* _Website and app data records_:
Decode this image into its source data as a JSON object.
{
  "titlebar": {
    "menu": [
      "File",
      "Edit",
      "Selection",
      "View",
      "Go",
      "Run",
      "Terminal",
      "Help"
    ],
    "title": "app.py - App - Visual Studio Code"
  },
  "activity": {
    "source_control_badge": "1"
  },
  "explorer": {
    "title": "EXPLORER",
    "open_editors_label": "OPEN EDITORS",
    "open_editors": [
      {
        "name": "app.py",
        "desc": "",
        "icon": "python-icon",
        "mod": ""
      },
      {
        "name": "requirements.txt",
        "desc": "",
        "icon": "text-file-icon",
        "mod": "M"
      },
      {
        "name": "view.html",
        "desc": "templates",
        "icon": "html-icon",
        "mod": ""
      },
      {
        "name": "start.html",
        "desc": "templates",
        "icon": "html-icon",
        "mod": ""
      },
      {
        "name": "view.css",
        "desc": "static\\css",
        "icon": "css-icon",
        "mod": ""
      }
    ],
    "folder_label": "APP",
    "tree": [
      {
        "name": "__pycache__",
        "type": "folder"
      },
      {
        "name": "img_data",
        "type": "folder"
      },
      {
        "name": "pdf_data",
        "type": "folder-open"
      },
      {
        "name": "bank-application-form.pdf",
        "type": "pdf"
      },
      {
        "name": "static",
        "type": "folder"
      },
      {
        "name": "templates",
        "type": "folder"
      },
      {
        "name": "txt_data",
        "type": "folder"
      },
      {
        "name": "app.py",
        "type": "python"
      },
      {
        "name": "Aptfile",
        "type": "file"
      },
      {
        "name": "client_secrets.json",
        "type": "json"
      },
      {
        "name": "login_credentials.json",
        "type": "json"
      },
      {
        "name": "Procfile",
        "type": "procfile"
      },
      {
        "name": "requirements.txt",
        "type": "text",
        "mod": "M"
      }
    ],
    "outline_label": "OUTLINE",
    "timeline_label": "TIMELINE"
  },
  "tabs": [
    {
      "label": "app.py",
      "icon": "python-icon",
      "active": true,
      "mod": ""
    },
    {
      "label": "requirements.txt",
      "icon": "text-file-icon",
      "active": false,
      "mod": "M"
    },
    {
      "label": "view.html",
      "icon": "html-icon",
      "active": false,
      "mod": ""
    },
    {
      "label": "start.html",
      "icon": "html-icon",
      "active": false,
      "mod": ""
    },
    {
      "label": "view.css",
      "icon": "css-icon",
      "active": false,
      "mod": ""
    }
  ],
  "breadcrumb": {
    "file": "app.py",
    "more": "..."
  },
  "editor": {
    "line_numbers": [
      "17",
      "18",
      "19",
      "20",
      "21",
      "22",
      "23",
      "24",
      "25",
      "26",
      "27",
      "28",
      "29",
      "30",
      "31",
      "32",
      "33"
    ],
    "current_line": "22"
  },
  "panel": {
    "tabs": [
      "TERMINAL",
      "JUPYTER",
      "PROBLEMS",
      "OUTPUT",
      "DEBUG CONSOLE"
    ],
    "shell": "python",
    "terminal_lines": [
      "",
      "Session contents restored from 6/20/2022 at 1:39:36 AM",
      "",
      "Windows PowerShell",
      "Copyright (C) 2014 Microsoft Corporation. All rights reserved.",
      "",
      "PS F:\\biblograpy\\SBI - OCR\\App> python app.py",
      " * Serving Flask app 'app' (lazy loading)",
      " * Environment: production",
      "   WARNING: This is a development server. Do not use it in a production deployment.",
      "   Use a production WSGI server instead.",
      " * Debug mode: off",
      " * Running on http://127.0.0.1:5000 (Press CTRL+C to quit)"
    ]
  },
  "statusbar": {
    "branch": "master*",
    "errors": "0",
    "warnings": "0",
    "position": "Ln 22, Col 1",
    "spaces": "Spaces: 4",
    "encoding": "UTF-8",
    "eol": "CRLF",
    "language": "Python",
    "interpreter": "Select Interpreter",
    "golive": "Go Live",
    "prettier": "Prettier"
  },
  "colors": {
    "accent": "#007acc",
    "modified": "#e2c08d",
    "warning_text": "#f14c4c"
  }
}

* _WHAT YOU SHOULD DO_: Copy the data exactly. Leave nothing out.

* _SOLVED EXERCISE_:
Decode this image into its source data as a JSON object.
{
  "titlebar": {
    "menu": [
      "File",
      "Edit",
      "Selection",
      "View",
      "Go",
      "Run",
      "Terminal",
      "Help"
    ],
    "title": "app.py - App - Visual Studio Code"
  },
  "activity": {
    "source_control_badge": "1"
  },
  "explorer": {
    "title": "EXPLORER",
    "open_editors_label": "OPEN EDITORS",
    "open_editors": [
      {
        "name": "app.py",
        "desc": "",
        "icon": "python-icon",
        "mod": ""
      },
      {
        "name": "requirements.txt",
        "desc": "",
        "icon": "text-file-icon",
        "mod": "M"
      },
      {
        "name": "view.html",
        "desc": "templates",
        "icon": "html-icon",
        "mod": ""
      },
      {
        "name": "start.html",
        "desc": "templates",
        "icon": "html-icon",
        "mod": ""
      },
      {
        "name": "view.css",
        "desc": "static\\css",
        "icon": "css-icon",
        "mod": ""
      }
    ],
    "folder_label": "APP",
    "tree": [
      {
        "name": "__pycache__",
        "type": "folder"
      },
      {
        "name": "img_data",
        "type": "folder"
      },
      {
        "name": "pdf_data",
        "type": "folder-open"
      },
      {
        "name": "bank-application-form.pdf",
        "type": "pdf"
      },
      {
        "name": "static",
        "type": "folder"
      },
      {
        "name": "templates",
        "type": "folder"
      },
      {
        "name": "txt_data",
        "type": "folder"
      },
      {
        "name": "app.py",
        "type": "python"
      },
      {
        "name": "Aptfile",
        "type": "file"
      },
      {
        "name": "client_secrets.json",
        "type": "json"
      },
      {
        "name": "login_credentials.json",
        "type": "json"
      },
      {
        "name": "Procfile",
        "type": "procfile"
      },
      {
        "name": "requirements.txt",
        "type": "text",
        "mod": "M"
      }
    ],
    "outline_label": "OUTLINE",
    "timeline_label": "TIMELINE"
  },
  "tabs": [
    {
      "label": "app.py",
      "icon": "python-icon",
      "active": true,
      "mod": ""
    },
    {
      "label": "requirements.txt",
      "icon": "text-file-icon",
      "active": false,
      "mod": "M"
    },
    {
      "label": "view.html",
      "icon": "html-icon",
      "active": false,
      "mod": ""
    },
    {
      "label": "start.html",
      "icon": "html-icon",
      "active": false,
      "mod": ""
    },
    {
      "label": "view.css",
      "icon": "css-icon",
      "active": false,
      "mod": ""
    }
  ],
  "breadcrumb": {
    "file": "app.py",
    "more": "..."
  },
  "editor": {
    "line_numbers": [
      "17",
      "18",
      "19",
      "20",
      "21",
      "22",
      "23",
      "24",
      "25",
      "26",
      "27",
      "28",
      "29",
      "30",
      "31",
      "32",
      "33"
    ],
    "current_line": "22"
  },
  "panel": {
    "tabs": [
      "TERMINAL",
      "JUPYTER",
      "PROBLEMS",
      "OUTPUT",
      "DEBUG CONSOLE"
    ],
    "shell": "python",
    "terminal_lines": [
      "",
      "Session contents restored from 6/20/2022 at 1:39:36 AM",
      "",
      "Windows PowerShell",
      "Copyright (C) 2014 Microsoft Corporation. All rights reserved.",
      "",
      "PS F:\\biblograpy\\SBI - OCR\\App> python app.py",
      " * Serving Flask app 'app' (lazy loading)",
      " * Environment: production",
      "   WARNING: This is a development server. Do not use it in a production deployment.",
      "   Use a production WSGI server instead.",
      " * Debug mode: off",
      " * Running on http://127.0.0.1:5000 (Press CTRL+C to quit)"
    ]
  },
  "statusbar": {
    "branch": "master*",
    "errors": "0",
    "warnings": "0",
    "position": "Ln 22, Col 1",
    "spaces": "Spaces: 4",
    "encoding": "UTF-8",
    "eol": "CRLF",
    "language": "Python",
    "interpreter": "Select Interpreter",
    "golive": "Go Live",
    "prettier": "Prettier"
  },
  "colors": {
    "accent": "#007acc",
    "modified": "#e2c08d",
    "warning_text": "#f14c4c"
  }
}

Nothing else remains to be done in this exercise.